* **Your goal**:
Your task is to repeat the entries underneath exactly, minus the pictures.

* **Dataset rows for apps and sites**:
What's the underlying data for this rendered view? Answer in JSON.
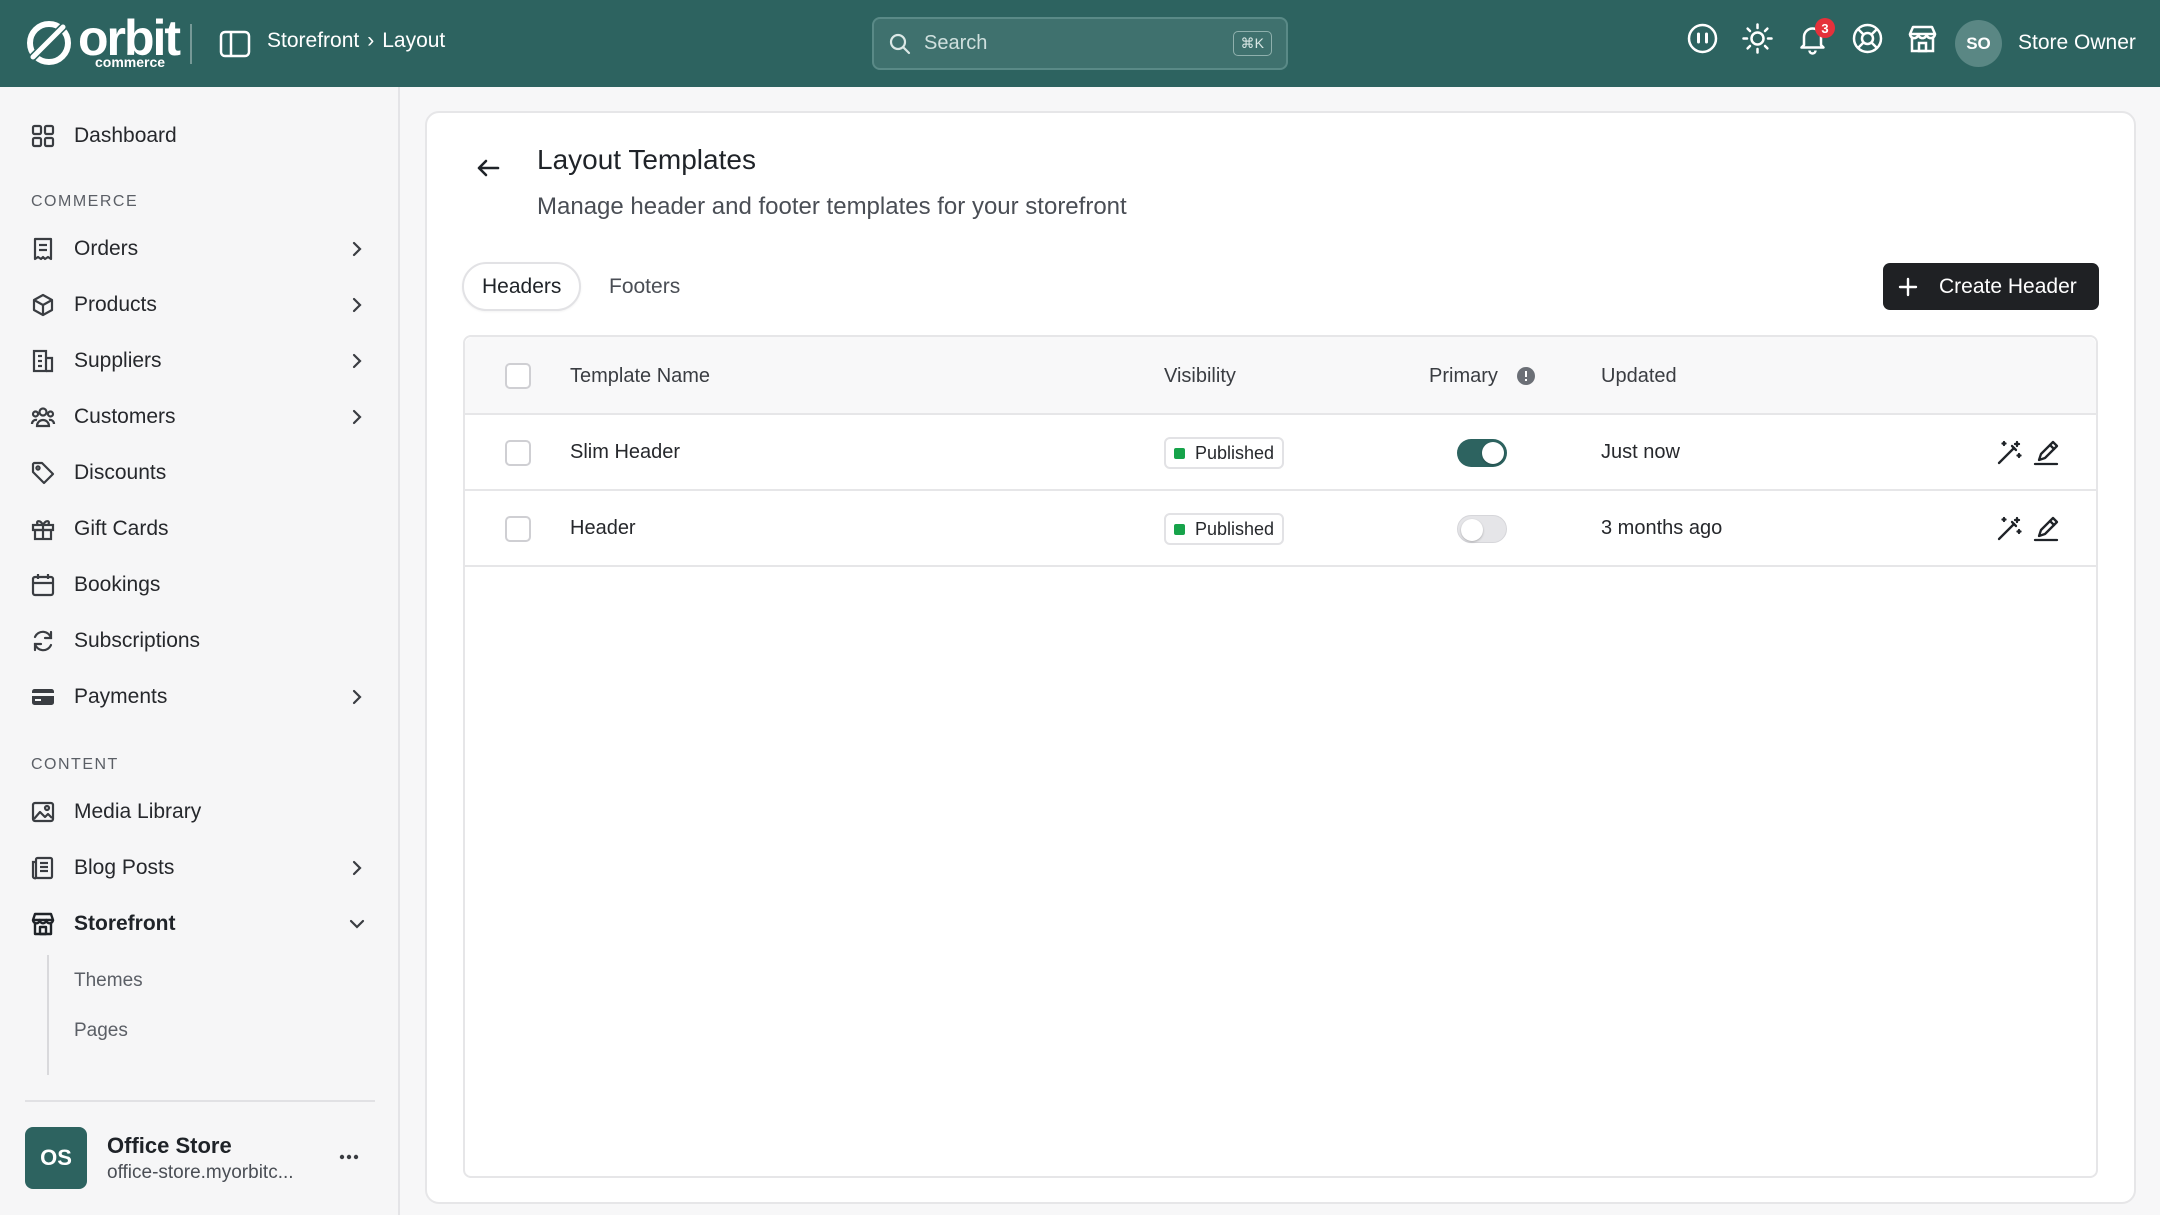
{
  "app": {
    "logo_text": "orbit",
    "logo_sub": "commerce"
  },
  "header": {
    "breadcrumb_section": "Storefront",
    "breadcrumb_sep": "›",
    "breadcrumb_page": "Layout",
    "search_placeholder": "Search",
    "search_shortcut": "⌘K",
    "notification_count": "3",
    "user_initials": "SO",
    "user_name": "Store Owner"
  },
  "sidebar": {
    "dashboard": "Dashboard",
    "section_commerce": "COMMERCE",
    "orders": "Orders",
    "products": "Products",
    "suppliers": "Suppliers",
    "customers": "Customers",
    "discounts": "Discounts",
    "gift_cards": "Gift Cards",
    "bookings": "Bookings",
    "subscriptions": "Subscriptions",
    "payments": "Payments",
    "section_content": "CONTENT",
    "media_library": "Media Library",
    "blog_posts": "Blog Posts",
    "storefront": "Storefront",
    "sub_items": [
      "Themes",
      "Pages"
    ],
    "store": {
      "initials": "OS",
      "name": "Office Store",
      "url": "office-store.myorbitc..."
    }
  },
  "main": {
    "title": "Layout Templates",
    "subtitle": "Manage header and footer templates for your storefront",
    "tabs": [
      "Headers",
      "Footers"
    ],
    "create_button": "Create Header",
    "columns": {
      "name": "Template Name",
      "visibility": "Visibility",
      "primary": "Primary",
      "updated": "Updated"
    },
    "rows": [
      {
        "name": "Slim Header",
        "visibility": "Published",
        "primary": true,
        "updated": "Just now"
      },
      {
        "name": "Header",
        "visibility": "Published",
        "primary": false,
        "updated": "3 months ago"
      }
    ]
  },
  "colors": {
    "brand": "#2d6360",
    "published": "#16a34a",
    "badge": "#e5313b"
  }
}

* **Expected output**:
What's the underlying data for this rendered view? Answer in JSON.
{
  "app": {
    "logo_text": "orbit",
    "logo_sub": "commerce"
  },
  "header": {
    "breadcrumb_section": "Storefront",
    "breadcrumb_sep": "›",
    "breadcrumb_page": "Layout",
    "search_placeholder": "Search",
    "search_shortcut": "⌘K",
    "notification_count": "3",
    "user_initials": "SO",
    "user_name": "Store Owner"
  },
  "sidebar": {
    "dashboard": "Dashboard",
    "section_commerce": "COMMERCE",
    "orders": "Orders",
    "products": "Products",
    "suppliers": "Suppliers",
    "customers": "Customers",
    "discounts": "Discounts",
    "gift_cards": "Gift Cards",
    "bookings": "Bookings",
    "subscriptions": "Subscriptions",
    "payments": "Payments",
    "section_content": "CONTENT",
    "media_library": "Media Library",
    "blog_posts": "Blog Posts",
    "storefront": "Storefront",
    "sub_items": [
      "Themes",
      "Pages"
    ],
    "store": {
      "initials": "OS",
      "name": "Office Store",
      "url": "office-store.myorbitc..."
    }
  },
  "main": {
    "title": "Layout Templates",
    "subtitle": "Manage header and footer templates for your storefront",
    "tabs": [
      "Headers",
      "Footers"
    ],
    "create_button": "Create Header",
    "columns": {
      "name": "Template Name",
      "visibility": "Visibility",
      "primary": "Primary",
      "updated": "Updated"
    },
    "rows": [
      {
        "name": "Slim Header",
        "visibility": "Published",
        "primary": true,
        "updated": "Just now"
      },
      {
        "name": "Header",
        "visibility": "Published",
        "primary": false,
        "updated": "3 months ago"
      }
    ]
  },
  "colors": {
    "brand": "#2d6360",
    "published": "#16a34a",
    "badge": "#e5313b"
  }
}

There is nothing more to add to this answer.